Is White Matter More Prone to Diffusion Lesion Reversal After Thrombolysis?
Background and Purpose—In acute ischemic stroke, white matter (WM) is considered more resistant to infarction than gray matter (GM). To test this hypothesis, we compared the fate of WM and GM voxels belonging to the acute diffusion-weighted imaging (DWI) lesion, expecting WM voxels to be more prone to reversal after thrombolysis.
Methods—Reversible acute DWI (RAD) lesion was defined voxel-wise as an acute lesion on initial DWI (DWI1) with no visible lesion on 24-hour DWI (DWI2). Only patients with RAD lesions >10 mL and >10% of DWI1 from our previously reported cohort were eligible. The core was defined as voxels hyperintense on DWI1 and DWI2. Semiautomated segmentation of DWI1, core, and RAD lesions, normalization into standard space, and WM/GM segmentation allowed calculations of WM/GM proportions in each region of interest using a voxel-counting algorithm.
Results—Thirty patients were eligible (RAD lesion median volume [interquartile range], 23.3 mL [19.1–35.0 mL]; onset-to-treatment time, 134 minutes [105–185 minutes]). WM voxels fraction was greater in RAD lesions than in the core (59.4% [52.8%–68.9%] versus 49.6% [43.0%–57.5%]; P=0.011). The proportion of reversibility was greater for WM than for GM voxels (60.8% [25.5%–88.7%] versus 53.5% [21.1%–77.3%]; P=0.02). The percentage of RAD lesions increased with the proportion of WM present in the acute DWI lesion (P<0.0001; R=0.67).
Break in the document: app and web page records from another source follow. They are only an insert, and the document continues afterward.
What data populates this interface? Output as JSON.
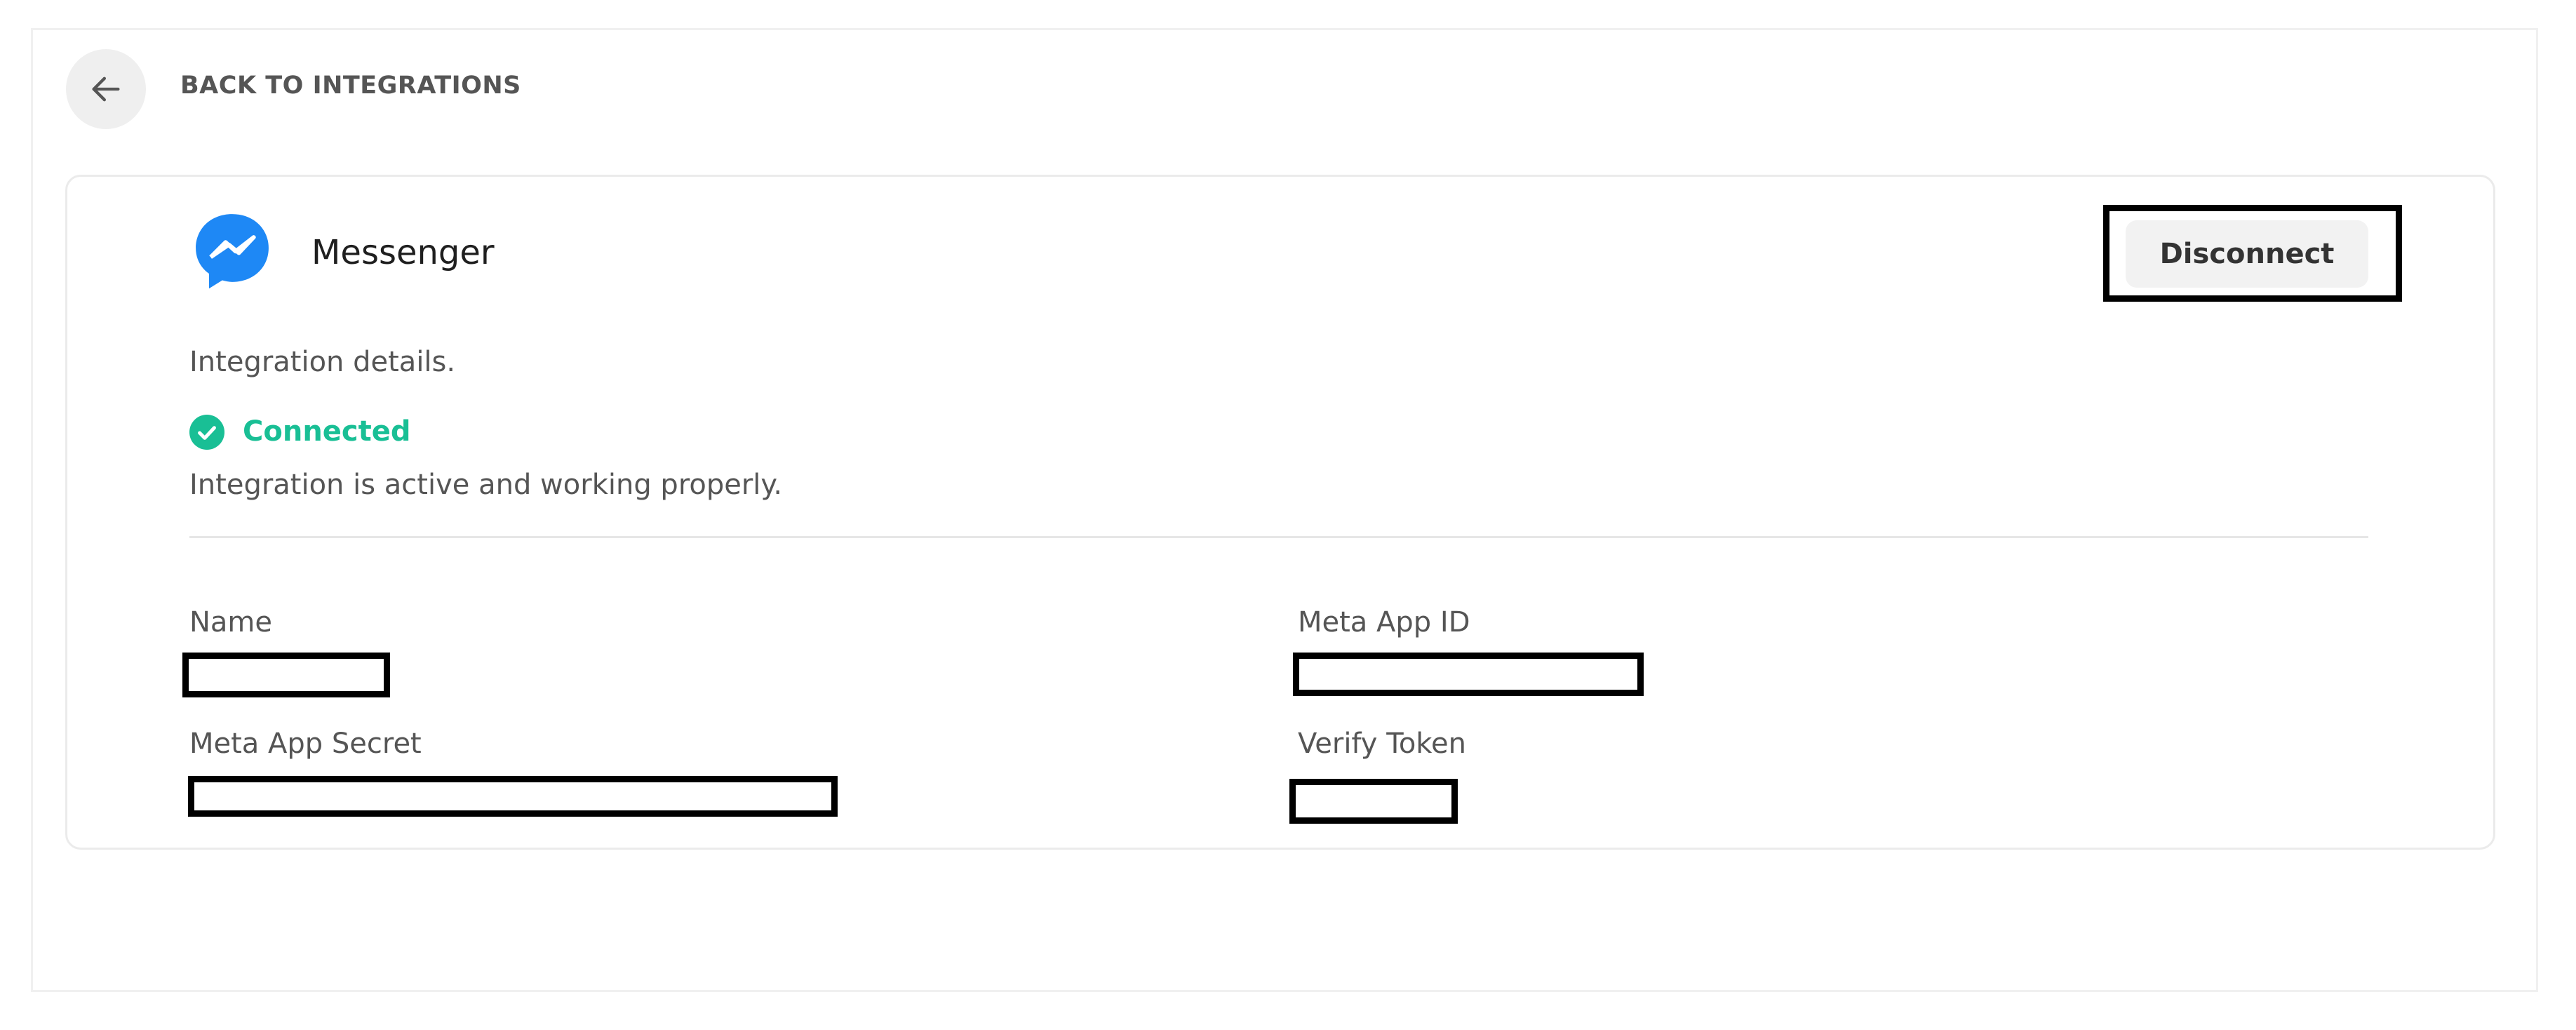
{
  "nav": {
    "back_label": "BACK TO INTEGRATIONS"
  },
  "integration": {
    "name": "Messenger",
    "logo_icon": "messenger-logo-icon",
    "disconnect_label": "Disconnect",
    "details_heading": "Integration details.",
    "status": {
      "label": "Connected",
      "description": "Integration is active and working properly.",
      "color": "#19bf95"
    },
    "fields": {
      "name_label": "Name",
      "meta_app_id_label": "Meta App ID",
      "meta_app_secret_label": "Meta App Secret",
      "verify_token_label": "Verify Token"
    }
  },
  "colors": {
    "messenger_blue": "#1e88f5",
    "status_green": "#19bf95",
    "button_bg": "#f2f2f2"
  }
}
Conclusions—Acute DWI lesions predominantly involving WM may be more prone to reversal and, hence, to respond to therapy than their GM counterparts.
- Received October 30, 2013.
- Accepted January 8, 2014.
- © 2014 American Heart Association, Inc.